Now some fresh pickings from the Political Grapevine:
The president of the University of Delaware has pulled the plug on that controversial student diversity program we told you about Thursday.
Training materials for the program stated — "The term (racist) applies to all white people ... living in the United States, regardless of class, gender, religion, culture or sexuality. By this definition, people of color cannot be racists, because ...they do not have the power to back up their prejudices, hostilities, or acts of discrimination."
Students also complained about coercion on such topics as sexual orientation, politics and the environment.
Thursday, university President Patrick Harker said, "Questions about the program must be addressed and there are reasons for concern that the actual purpose is not being fulfilled."
Hundreds of students, teachers and state railway workers were ordered to attend rallies in Russia calling for President Vladimir Putin to run for an illegal third term.
The Guardian newspaper reports prosecutors are examining official telegrams instructing supervisors to provide audiences for the Soviet-style demonstrations.
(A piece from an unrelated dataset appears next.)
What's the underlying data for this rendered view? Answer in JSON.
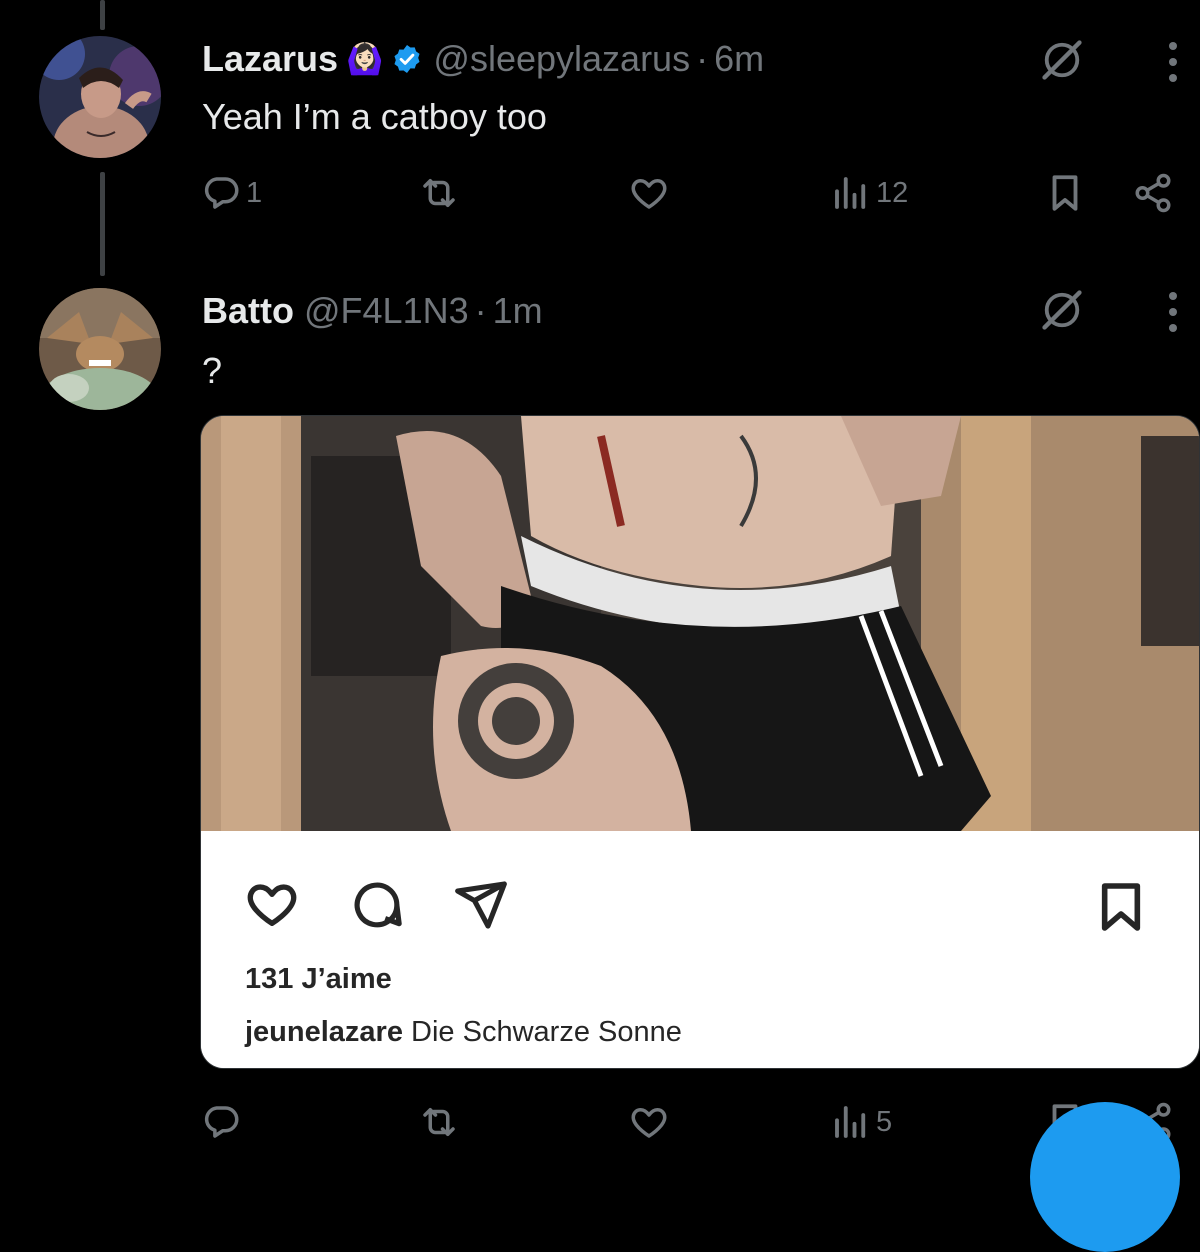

They say documents appear to be a blatant breach of electoral law.
Putin has promised he will not run again — but is said to be interested in the prime minister's job when his current term ends next year.
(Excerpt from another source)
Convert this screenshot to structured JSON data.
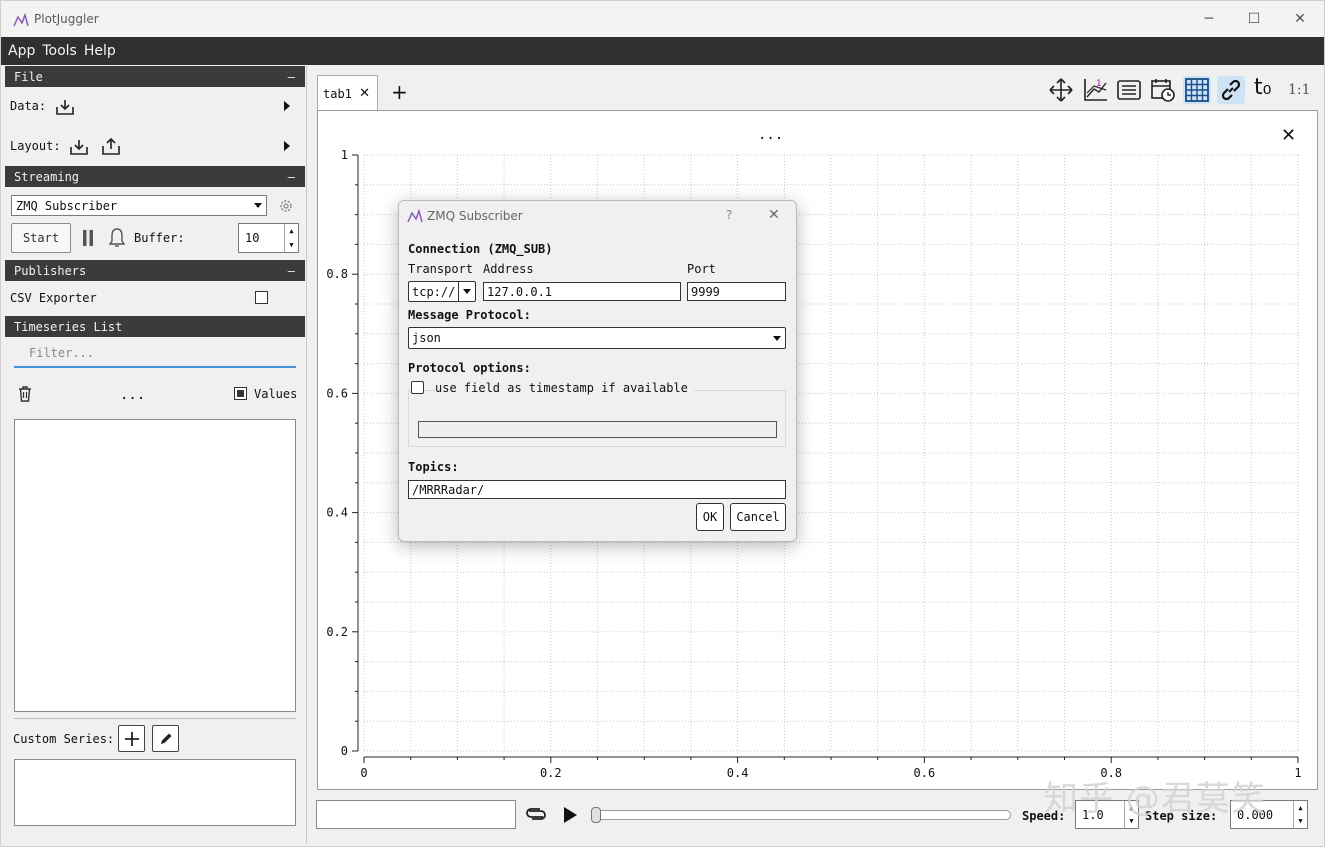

Walking Around Money
Former Nashville Mayor Bill Purcell was known for his aggressive campaigns to build sidewalks all around Music City. But now media reports say the city has been denied $250,000 in federal money to build sidewalks and other safety features around schools.
The reason — Purcell failed to sign the grant application. Instead, the paperwork was signed by the school superintendent — which just doesn't cut it with the State Department of Transportation, which hands out the money. When the transportation folks gave the school board a chance to fix the mistake — nothing happened.
Said school board member Karen Johnson — "Well, the mayor's busy. He was out of town and there was a lot of communication back and forth and we just missed out."
Then there's this: imagine how you would feel if your phone rang at two in the morning — and it was a recorded political advertisement. About 3,000 in Westchester County outside New York City were the recipients of what are known as "robo-calls."
The Democratic challenger for a county legislator seat — Domenic Volpe — hired a Virginia-based firm to market the ads slamming Republican incumbent George Oros. But the calls were supposed to be made at two in the afternoon.
Irate residents flooded police departments, campaign headquarters for both men, and media outlets. Most are mad at Volpe — but some are upset with Oros because they hung up as soon as they heard his name and assumed the calls were from his campaign.
Democrat Volpe says he will apologize personally to all who have complained — and he will do it at a reasonable hour.
— FOX News Channel's Martin Hill contributed to this report.